A Muslim for president of the United States

by , under All categories, Enrique

Whenever a country because of war is gripped by hysteria, we should always be careful about jumping on bandwagons that fuel hatred for other faiths and people.

Real leadership, like being a good parent, does not always mean saying yes or agreeing with everything. Sometimes you have to make difficult decisions because you consider it in the best interest of the child. That is what we call leadership.

Collin Powell, who disgraced himself in 2003 in the UN when he attempted to drive a case for war by holding up a vial that could contain anthrax, showed that type of leadership on Sunday.

“Is there something wrong with being a Muslim in this country? The answer is ‘No. That’s not America.’ Is there something wrong with some 7-year-old Muslim-American kid believing that he or she can be president? Yet I have heard senior members of my own party drop the suggestion he’s a Muslim and he might be associated with terrorists. This is not the way we should be doing it in America.”

A question was asked to John McCain, the Republican contender for the White House, if he would vote for a Muslim candidate for president.

His reply: “I just have to say in all candor that since this nation was founded primarily on Christian principles, personally, I prefer someone who has a grounding in my faith.” He took back a few days later what he said: “I would vote for a Muslim if he or she was the candidate best able to lead the country and defend our political values.”

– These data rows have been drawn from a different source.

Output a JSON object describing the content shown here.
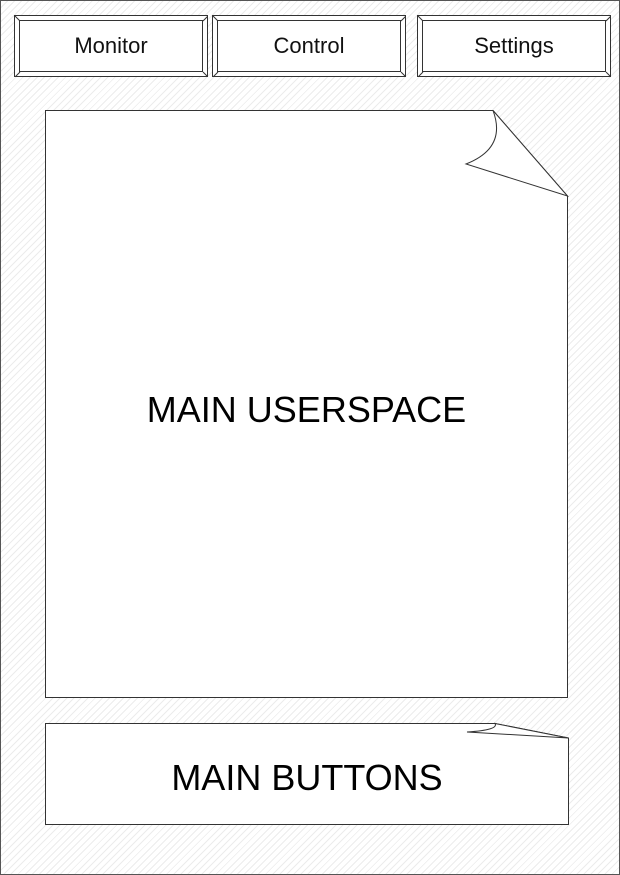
{
  "tabs": [
    {
      "label": "Monitor"
    },
    {
      "label": "Control"
    },
    {
      "label": "Settings"
    }
  ],
  "userspace": {
    "label": "MAIN USERSPACE"
  },
  "buttons_area": {
    "label": "MAIN BUTTONS"
  },
  "colors": {
    "outline": "#333333",
    "background_hatch": "#ececec",
    "panel": "#ffffff"
  }
}
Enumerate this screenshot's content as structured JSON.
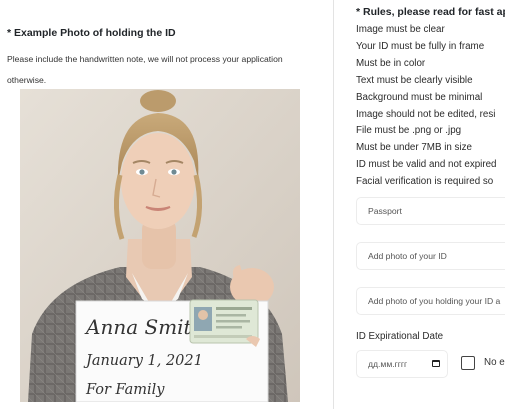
{
  "example": {
    "title": "* Example Photo of holding the ID",
    "description": "Please include the handwritten note, we will not process your application otherwise."
  },
  "note": {
    "line1": "Anna Smith",
    "line2": "January 1, 2021",
    "line3": "For Family"
  },
  "rules": {
    "title": "* Rules, please read for fast app",
    "items": [
      "Image must be clear",
      "Your ID must be fully in frame",
      "Must be in color",
      "Text must be clearly visible",
      "Background must be minimal",
      "Image should not be edited, resi",
      "File must be .png or .jpg",
      "Must be under 7MB in size",
      "ID must be valid and not expired",
      "Facial verification is required so"
    ]
  },
  "form": {
    "passport_placeholder": "Passport",
    "id_photo_placeholder": "Add photo of your ID",
    "holding_photo_placeholder": "Add photo of you holding your ID a",
    "expiration_label": "ID Expirational Date",
    "date_placeholder": "дд.мм.гггг",
    "checkbox_label": "No e"
  }
}
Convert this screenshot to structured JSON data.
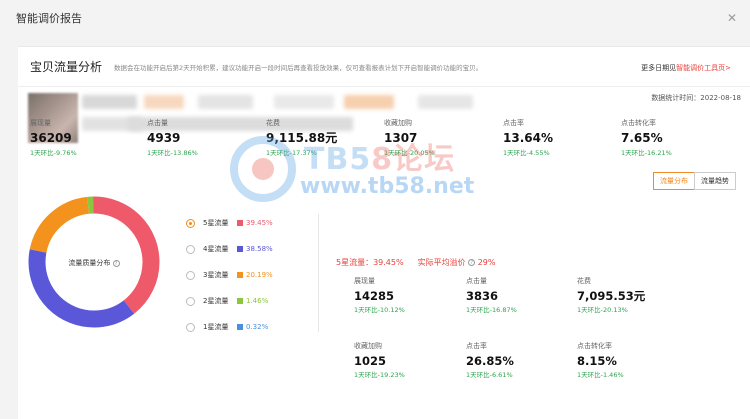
{
  "modal": {
    "title": "智能调价报告"
  },
  "panel": {
    "title": "宝贝流量分析",
    "desc": "数据会在功能开启后第2天开始积累，建议功能开启一段时间后再查看投放效果，仅可查看报表计划下开启智能调价功能的宝贝。",
    "more_prefix": "更多日期见",
    "more_link": "智能调价工具页>"
  },
  "stat_time": "数据统计时间：2022-08-18",
  "metrics": [
    {
      "label": "展现量",
      "value": "36209",
      "change": "1天环比-9.76%"
    },
    {
      "label": "点击量",
      "value": "4939",
      "change": "1天环比-13.86%"
    },
    {
      "label": "花费",
      "value": "9,115.88元",
      "change": "1天环比-17.37%"
    },
    {
      "label": "收藏加购",
      "value": "1307",
      "change": "1天环比-20.05%"
    },
    {
      "label": "点击率",
      "value": "13.64%",
      "change": "1天环比-4.55%"
    },
    {
      "label": "点击转化率",
      "value": "7.65%",
      "change": "1天环比-16.21%"
    }
  ],
  "watermark": {
    "brand_a": "TB5",
    "brand_b": "8论坛",
    "url": "www.tb58.net"
  },
  "view_buttons": [
    {
      "label": "流量分布",
      "active": true
    },
    {
      "label": "流量趋势",
      "active": false
    }
  ],
  "donut": {
    "center_label": "流量质量分布"
  },
  "chart_data": {
    "type": "pie",
    "title": "",
    "categories": [
      "5星流量",
      "4星流量",
      "3星流量",
      "2星流量",
      "1星流量"
    ],
    "values": [
      39.45,
      38.58,
      20.19,
      1.46,
      0.32
    ],
    "labels": [
      "39.45%",
      "38.58%",
      "20.19%",
      "1.46%",
      "0.32%"
    ],
    "colors": [
      "#ef5a6a",
      "#5b57d9",
      "#f4921e",
      "#8cc63e",
      "#4a90e2"
    ],
    "legend_position": "right",
    "selected": 0
  },
  "detail": {
    "star_label": "5星流量：39.45%",
    "price_label": "实际平均溢价",
    "price_value": "29%",
    "metrics": [
      {
        "label": "展现量",
        "value": "14285",
        "change": "1天环比-10.12%"
      },
      {
        "label": "点击量",
        "value": "3836",
        "change": "1天环比-16.87%"
      },
      {
        "label": "花费",
        "value": "7,095.53元",
        "change": "1天环比-20.13%"
      },
      {
        "label": "收藏加购",
        "value": "1025",
        "change": "1天环比-19.23%"
      },
      {
        "label": "点击率",
        "value": "26.85%",
        "change": "1天环比-6.61%"
      },
      {
        "label": "点击转化率",
        "value": "8.15%",
        "change": "1天环比-1.46%"
      }
    ]
  }
}
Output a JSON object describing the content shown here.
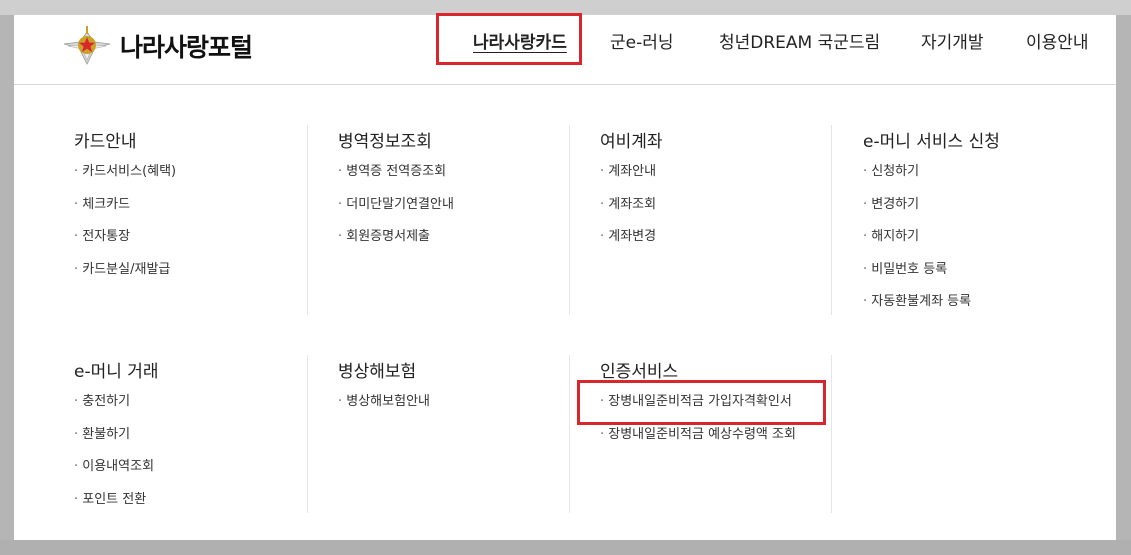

(I think it is funny when the US media or anyone claims that McCain is a maverick because he stood up against torture, climate change and other issues. Isn’t it a NORMAL thing that a politician should speak out against such matters?)

Let’s drive the question now to Finland: Could a Muslim child born in Finland ever aspire to become president?

The answer to that question, I believe, reveals a lot about our society and how we see ourselves and others.

  1. DeTant Blomhat

    I don’t see why not. However the time and resources required of someone landing up in politics successfully and working up to the party elite would take time. I don’t think anyone questioned the religion of Max Jakobsson when he was concidered as a black horse in the 1980’s as a follower to Kekkonen.

  2. Enrique

    Even though such a question may sound distant from our perspective, the point is that in a society where there are opportunities is much better than one that places obstacles on people.

  3. Onkko

    In finland religion is personal matter, if you dont push it no one asks.
    If candidate wears burkha then… good luck.
    Dont mix overreligious US with finland please.

  4. Enrique

    “Over religious” US??? Come on, in every country there are religious zealots. Where I grew up there weren’t too many but if you go do a small town in Nebraska, it may be a different story.

  5. DeTant Blomhat

    Well lets say some kook like Abdullah Tammi won’t become a president. And the only obstacles he has is those he places on himself.

  6. Onkko

    ““Over religious” US??? Come on, in every country there are religious zealots.”

    Show me last atheist or something else presidential canditate.
    Its easier to camel go thru needle eye than non cristian to be president in us.
    There is way too many religious people.

    “in god we trust”…

    • Enrique

      What IS mother tongue? So what about what you said about Nadar. I remember him from back in the 1960s when he was fighting for strong consumer rights. His national or linguistic background was not questioned. Would you accuse me like Tiwaz does of not being a Finn because I do not thing like him or you?

  7. DeTant Blomhat

    Äidinkieli. So if national or linguistic background doesn’t matter why would religion? You yourself are bringing that up. Nader’s an orthodox so he doesn’t count as moslem, byt not all arabs are. Thats my point.